Adding to my experience with Oracle from the last post. Turns out that the ‘Well Known Text’ (WKT) representation of MultiPoint geometries differs between Oracle and MS SQL Server,MySQL. Consider the ‘STMPointFromText‘ method in MS SQL Server, the representation of the MultiPoint geometry it expects is like the example shown below.
MULTIPOINT(-122.360 47.656, -122.343 47.656)
As you can see, the Latitude & Longitudes are separated by a space and the coordinate pairs are separated by a comma and that’s it. Here is how Oracle expects the WKT for a MultiPoint geometry to be represented.
MULTIPOINT((-122.360 47.656), (-122.343 47.656))
Oracle expects the coordinate pairs to also be enclosed with parenthesis. Wikipedia seems to agree with the Oracle representation also. Apparently, the initial OGC specifications were not clear and the community started using the first representation for MultiPoint geometries. Some of the .NET GIS libraries I work with use the first version of the MultiPoint geometry WKT. But OGC has clarified the specifications and accordingly, the second version used by Oracle is the correct one. MS SQL Server and MySQL use the first version of the MultiPoint geometry WKT. This has turned out to be a pain for us and probably for other gis developers out there also.
I had written this tool 3-4 months ago and it had been sitting on my machine waiting to be wrapped with an installer project. I finally got around to building a setup and deployment project for it and it is ready to distribute. The tool can be downloaded below
Once installed, you should be able to open the “Tools -> Customize” dialog in ArcCatalog
Under the “GeoSpatial.NET” Categories, the “ArcToSQL2008” command should be available. Drag the command to any of the toolbars.
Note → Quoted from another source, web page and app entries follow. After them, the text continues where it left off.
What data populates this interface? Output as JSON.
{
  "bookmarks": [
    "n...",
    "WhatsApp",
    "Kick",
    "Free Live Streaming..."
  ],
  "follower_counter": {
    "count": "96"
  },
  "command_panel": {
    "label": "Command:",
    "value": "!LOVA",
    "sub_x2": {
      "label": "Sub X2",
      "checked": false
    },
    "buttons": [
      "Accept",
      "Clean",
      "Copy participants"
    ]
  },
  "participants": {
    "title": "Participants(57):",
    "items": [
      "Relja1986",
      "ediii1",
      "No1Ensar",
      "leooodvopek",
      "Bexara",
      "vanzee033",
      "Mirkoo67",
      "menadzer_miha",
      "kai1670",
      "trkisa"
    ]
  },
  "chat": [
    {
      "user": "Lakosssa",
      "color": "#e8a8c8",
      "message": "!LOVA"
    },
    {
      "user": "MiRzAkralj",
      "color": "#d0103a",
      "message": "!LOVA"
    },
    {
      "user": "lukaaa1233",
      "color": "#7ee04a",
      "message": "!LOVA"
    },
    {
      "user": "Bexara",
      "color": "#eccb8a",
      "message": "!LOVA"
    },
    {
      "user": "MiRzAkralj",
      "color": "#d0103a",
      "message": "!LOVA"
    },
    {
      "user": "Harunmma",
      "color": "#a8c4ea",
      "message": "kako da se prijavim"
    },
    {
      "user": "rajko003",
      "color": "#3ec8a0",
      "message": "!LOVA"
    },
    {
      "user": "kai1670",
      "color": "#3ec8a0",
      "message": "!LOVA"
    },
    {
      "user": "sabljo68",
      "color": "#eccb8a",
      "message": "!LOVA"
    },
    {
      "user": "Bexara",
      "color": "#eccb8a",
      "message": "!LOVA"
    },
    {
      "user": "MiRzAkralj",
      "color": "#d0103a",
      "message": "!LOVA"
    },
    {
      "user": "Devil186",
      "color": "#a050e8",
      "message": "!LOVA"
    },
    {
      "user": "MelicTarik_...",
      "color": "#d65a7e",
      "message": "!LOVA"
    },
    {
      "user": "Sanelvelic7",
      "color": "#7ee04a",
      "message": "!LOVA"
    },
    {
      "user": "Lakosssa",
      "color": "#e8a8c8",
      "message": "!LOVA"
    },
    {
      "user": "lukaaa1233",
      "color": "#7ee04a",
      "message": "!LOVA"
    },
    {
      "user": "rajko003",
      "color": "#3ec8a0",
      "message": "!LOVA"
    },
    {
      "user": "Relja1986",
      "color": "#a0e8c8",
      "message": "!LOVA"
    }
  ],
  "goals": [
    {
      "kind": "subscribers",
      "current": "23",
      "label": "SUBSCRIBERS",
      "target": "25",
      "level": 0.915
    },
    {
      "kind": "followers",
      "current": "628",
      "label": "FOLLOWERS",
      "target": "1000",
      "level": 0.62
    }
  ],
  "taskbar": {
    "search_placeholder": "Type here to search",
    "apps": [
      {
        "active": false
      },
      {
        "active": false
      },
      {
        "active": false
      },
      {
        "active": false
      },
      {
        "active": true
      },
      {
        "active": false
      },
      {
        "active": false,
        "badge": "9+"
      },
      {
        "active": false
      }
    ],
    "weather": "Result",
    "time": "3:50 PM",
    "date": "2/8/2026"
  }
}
Select the FeatureClass you want to export to the SQL Server 2008 database and click the “ArcToSQL2008” button on the toolbar. The dialog below should pop-up. Enter the name of the SQL Server 2008 database server and click connect. The Database drop-down will get populated with all available databases on the server. Select a database from the list and enter the name of the table that you want the FeatureClass exported to. Click OK. The FeatureClass will get exported and a message box should pop-up when the import is completed.
Some highlights of the tool:
Exports FeatureClasses in a Projected Co-ordinate System as SQLGeometry in SQL 2008.
Exports FeatureClasses in a Geographic Co-ordinate System as SQLGeography in SQL 2008.
Any errors that occur during the export are logged in a log file found under in the install directory.
The tool is built using a broader GIS framework that should enable developers to customize the export process to their liking. I still have a little bit of house cleaning on the code for the broader GIS framework. I will post when it is all done. Hopefully that will be real soon. Contact me if you want to look at it sooner…
Things left to do:
Better UI showing the progress of the export operation.
More flexibility to the export operation by allowing the user to select the fields to be exported.
The export operation can be made faster by using the geometry builder classes to construct the SQLGeometry and SQLGeography objects. I took the shortcut for now and just parsed out the geometries from WKT strings.
Please let me know if you find any bugs in the tool using the “contact me” link on the right pane of this blog.